● Provided records:
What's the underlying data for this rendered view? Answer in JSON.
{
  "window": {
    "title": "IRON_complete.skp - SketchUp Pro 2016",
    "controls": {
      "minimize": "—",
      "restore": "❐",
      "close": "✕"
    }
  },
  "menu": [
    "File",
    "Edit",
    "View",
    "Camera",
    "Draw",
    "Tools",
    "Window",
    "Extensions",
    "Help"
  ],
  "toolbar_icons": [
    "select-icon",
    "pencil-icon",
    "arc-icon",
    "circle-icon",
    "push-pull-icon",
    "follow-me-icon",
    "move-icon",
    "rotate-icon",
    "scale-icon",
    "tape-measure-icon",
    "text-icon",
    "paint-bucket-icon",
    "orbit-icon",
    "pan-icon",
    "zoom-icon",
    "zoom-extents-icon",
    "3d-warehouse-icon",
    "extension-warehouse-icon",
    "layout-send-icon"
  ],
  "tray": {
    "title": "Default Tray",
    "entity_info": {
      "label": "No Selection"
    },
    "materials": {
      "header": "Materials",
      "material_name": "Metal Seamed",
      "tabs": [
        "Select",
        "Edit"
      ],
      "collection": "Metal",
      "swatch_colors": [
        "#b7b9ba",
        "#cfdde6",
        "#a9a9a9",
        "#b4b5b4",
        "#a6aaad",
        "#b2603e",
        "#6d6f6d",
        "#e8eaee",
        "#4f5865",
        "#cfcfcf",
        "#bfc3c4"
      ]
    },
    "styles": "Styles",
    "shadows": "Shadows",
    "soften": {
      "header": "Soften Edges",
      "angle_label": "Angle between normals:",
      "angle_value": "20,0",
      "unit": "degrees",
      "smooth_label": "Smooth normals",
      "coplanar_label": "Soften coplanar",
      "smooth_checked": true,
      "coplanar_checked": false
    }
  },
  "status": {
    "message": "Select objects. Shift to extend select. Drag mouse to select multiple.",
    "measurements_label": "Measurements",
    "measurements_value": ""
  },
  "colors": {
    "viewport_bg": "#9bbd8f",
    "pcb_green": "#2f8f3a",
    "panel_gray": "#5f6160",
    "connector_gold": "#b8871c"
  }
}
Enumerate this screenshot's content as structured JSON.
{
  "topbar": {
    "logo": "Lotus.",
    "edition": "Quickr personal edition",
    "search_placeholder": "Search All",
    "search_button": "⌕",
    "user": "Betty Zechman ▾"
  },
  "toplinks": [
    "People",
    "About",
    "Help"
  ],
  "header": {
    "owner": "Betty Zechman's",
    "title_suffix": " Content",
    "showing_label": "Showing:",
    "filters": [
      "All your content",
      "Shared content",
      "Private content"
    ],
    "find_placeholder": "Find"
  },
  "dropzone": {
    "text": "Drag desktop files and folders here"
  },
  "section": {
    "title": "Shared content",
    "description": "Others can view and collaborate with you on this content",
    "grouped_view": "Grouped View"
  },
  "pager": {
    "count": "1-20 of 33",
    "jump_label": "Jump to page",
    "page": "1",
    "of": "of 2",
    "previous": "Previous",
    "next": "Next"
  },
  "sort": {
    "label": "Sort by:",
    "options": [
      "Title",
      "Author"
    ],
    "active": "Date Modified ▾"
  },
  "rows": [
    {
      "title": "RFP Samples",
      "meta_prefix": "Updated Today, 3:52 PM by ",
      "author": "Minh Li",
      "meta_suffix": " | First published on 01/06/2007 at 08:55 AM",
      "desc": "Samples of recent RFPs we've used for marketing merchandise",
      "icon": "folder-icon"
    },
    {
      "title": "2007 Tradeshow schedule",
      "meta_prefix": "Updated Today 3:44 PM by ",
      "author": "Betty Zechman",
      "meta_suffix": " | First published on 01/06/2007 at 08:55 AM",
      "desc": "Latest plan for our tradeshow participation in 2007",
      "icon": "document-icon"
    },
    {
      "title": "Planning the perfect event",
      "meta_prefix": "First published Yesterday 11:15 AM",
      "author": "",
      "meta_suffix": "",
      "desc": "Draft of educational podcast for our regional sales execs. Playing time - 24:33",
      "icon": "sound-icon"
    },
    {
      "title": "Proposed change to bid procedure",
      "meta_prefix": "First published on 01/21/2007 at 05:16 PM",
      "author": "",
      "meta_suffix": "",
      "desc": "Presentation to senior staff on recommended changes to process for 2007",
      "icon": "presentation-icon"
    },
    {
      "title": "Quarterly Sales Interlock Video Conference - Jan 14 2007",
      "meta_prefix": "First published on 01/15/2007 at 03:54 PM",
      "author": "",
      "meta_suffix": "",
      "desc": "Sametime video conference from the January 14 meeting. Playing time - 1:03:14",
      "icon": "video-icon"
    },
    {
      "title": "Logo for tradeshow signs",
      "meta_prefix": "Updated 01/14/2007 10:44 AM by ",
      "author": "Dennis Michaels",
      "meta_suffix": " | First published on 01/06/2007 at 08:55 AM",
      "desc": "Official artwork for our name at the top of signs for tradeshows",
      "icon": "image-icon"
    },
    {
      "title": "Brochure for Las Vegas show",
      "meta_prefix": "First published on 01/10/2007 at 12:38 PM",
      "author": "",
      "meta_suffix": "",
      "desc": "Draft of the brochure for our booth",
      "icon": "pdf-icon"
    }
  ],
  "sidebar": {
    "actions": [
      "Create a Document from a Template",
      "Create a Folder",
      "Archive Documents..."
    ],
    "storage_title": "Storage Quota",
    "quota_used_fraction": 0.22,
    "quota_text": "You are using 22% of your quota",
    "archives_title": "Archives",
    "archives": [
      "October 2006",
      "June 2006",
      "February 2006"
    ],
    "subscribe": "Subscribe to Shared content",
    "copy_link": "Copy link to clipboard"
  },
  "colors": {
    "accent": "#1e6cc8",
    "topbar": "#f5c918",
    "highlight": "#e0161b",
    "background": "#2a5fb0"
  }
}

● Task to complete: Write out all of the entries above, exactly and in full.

● Output of the task:
What's the underlying data for this rendered view? Answer in JSON.
{
  "window": {
    "title": "IRON_complete.skp - SketchUp Pro 2016",
    "controls": {
      "minimize": "—",
      "restore": "❐",
      "close": "✕"
    }
  },
  "menu": [
    "File",
    "Edit",
    "View",
    "Camera",
    "Draw",
    "Tools",
    "Window",
    "Extensions",
    "Help"
  ],
  "toolbar_icons": [
    "select-icon",
    "pencil-icon",
    "arc-icon",
    "circle-icon",
    "push-pull-icon",
    "follow-me-icon",
    "move-icon",
    "rotate-icon",
    "scale-icon",
    "tape-measure-icon",
    "text-icon",
    "paint-bucket-icon",
    "orbit-icon",
    "pan-icon",
    "zoom-icon",
    "zoom-extents-icon",
    "3d-warehouse-icon",
    "extension-warehouse-icon",
    "layout-send-icon"
  ],
  "tray": {
    "title": "Default Tray",
    "entity_info": {
      "label": "No Selection"
    },
    "materials": {
      "header": "Materials",
      "material_name": "Metal Seamed",
      "tabs": [
        "Select",
        "Edit"
      ],
      "collection": "Metal",
      "swatch_colors": [
        "#b7b9ba",
        "#cfdde6",
        "#a9a9a9",
        "#b4b5b4",
        "#a6aaad",
        "#b2603e",
        "#6d6f6d",
        "#e8eaee",
        "#4f5865",
        "#cfcfcf",
        "#bfc3c4"
      ]
    },
    "styles": "Styles",
    "shadows": "Shadows",
    "soften": {
      "header": "Soften Edges",
      "angle_label": "Angle between normals:",
      "angle_value": "20,0",
      "unit": "degrees",
      "smooth_label": "Smooth normals",
      "coplanar_label": "Soften coplanar",
      "smooth_checked": true,
      "coplanar_checked": false
    }
  },
  "status": {
    "message": "Select objects. Shift to extend select. Drag mouse to select multiple.",
    "measurements_label": "Measurements",
    "measurements_value": ""
  },
  "colors": {
    "viewport_bg": "#9bbd8f",
    "pcb_green": "#2f8f3a",
    "panel_gray": "#5f6160",
    "connector_gold": "#b8871c"
  }
}
Enumerate this screenshot's content as structured JSON.
{
  "topbar": {
    "logo": "Lotus.",
    "edition": "Quickr personal edition",
    "search_placeholder": "Search All",
    "search_button": "⌕",
    "user": "Betty Zechman ▾"
  },
  "toplinks": [
    "People",
    "About",
    "Help"
  ],
  "header": {
    "owner": "Betty Zechman's",
    "title_suffix": " Content",
    "showing_label": "Showing:",
    "filters": [
      "All your content",
      "Shared content",
      "Private content"
    ],
    "find_placeholder": "Find"
  },
  "dropzone": {
    "text": "Drag desktop files and folders here"
  },
  "section": {
    "title": "Shared content",
    "description": "Others can view and collaborate with you on this content",
    "grouped_view": "Grouped View"
  },
  "pager": {
    "count": "1-20 of 33",
    "jump_label": "Jump to page",
    "page": "1",
    "of": "of 2",
    "previous": "Previous",
    "next": "Next"
  },
  "sort": {
    "label": "Sort by:",
    "options": [
      "Title",
      "Author"
    ],
    "active": "Date Modified ▾"
  },
  "rows": [
    {
      "title": "RFP Samples",
      "meta_prefix": "Updated Today, 3:52 PM by ",
      "author": "Minh Li",
      "meta_suffix": " | First published on 01/06/2007 at 08:55 AM",
      "desc": "Samples of recent RFPs we've used for marketing merchandise",
      "icon": "folder-icon"
    },
    {
      "title": "2007 Tradeshow schedule",
      "meta_prefix": "Updated Today 3:44 PM by ",
      "author": "Betty Zechman",
      "meta_suffix": " | First published on 01/06/2007 at 08:55 AM",
      "desc": "Latest plan for our tradeshow participation in 2007",
      "icon": "document-icon"
    },
    {
      "title": "Planning the perfect event",
      "meta_prefix": "First published Yesterday 11:15 AM",
      "author": "",
      "meta_suffix": "",
      "desc": "Draft of educational podcast for our regional sales execs. Playing time - 24:33",
      "icon": "sound-icon"
    },
    {
      "title": "Proposed change to bid procedure",
      "meta_prefix": "First published on 01/21/2007 at 05:16 PM",
      "author": "",
      "meta_suffix": "",
      "desc": "Presentation to senior staff on recommended changes to process for 2007",
      "icon": "presentation-icon"
    },
    {
      "title": "Quarterly Sales Interlock Video Conference - Jan 14 2007",
      "meta_prefix": "First published on 01/15/2007 at 03:54 PM",
      "author": "",
      "meta_suffix": "",
      "desc": "Sametime video conference from the January 14 meeting. Playing time - 1:03:14",
      "icon": "video-icon"
    },
    {
      "title": "Logo for tradeshow signs",
      "meta_prefix": "Updated 01/14/2007 10:44 AM by ",
      "author": "Dennis Michaels",
      "meta_suffix": " | First published on 01/06/2007 at 08:55 AM",
      "desc": "Official artwork for our name at the top of signs for tradeshows",
      "icon": "image-icon"
    },
    {
      "title": "Brochure for Las Vegas show",
      "meta_prefix": "First published on 01/10/2007 at 12:38 PM",
      "author": "",
      "meta_suffix": "",
      "desc": "Draft of the brochure for our booth",
      "icon": "pdf-icon"
    }
  ],
  "sidebar": {
    "actions": [
      "Create a Document from a Template",
      "Create a Folder",
      "Archive Documents..."
    ],
    "storage_title": "Storage Quota",
    "quota_used_fraction": 0.22,
    "quota_text": "You are using 22% of your quota",
    "archives_title": "Archives",
    "archives": [
      "October 2006",
      "June 2006",
      "February 2006"
    ],
    "subscribe": "Subscribe to Shared content",
    "copy_link": "Copy link to clipboard"
  },
  "colors": {
    "accent": "#1e6cc8",
    "topbar": "#f5c918",
    "highlight": "#e0161b",
    "background": "#2a5fb0"
  }
}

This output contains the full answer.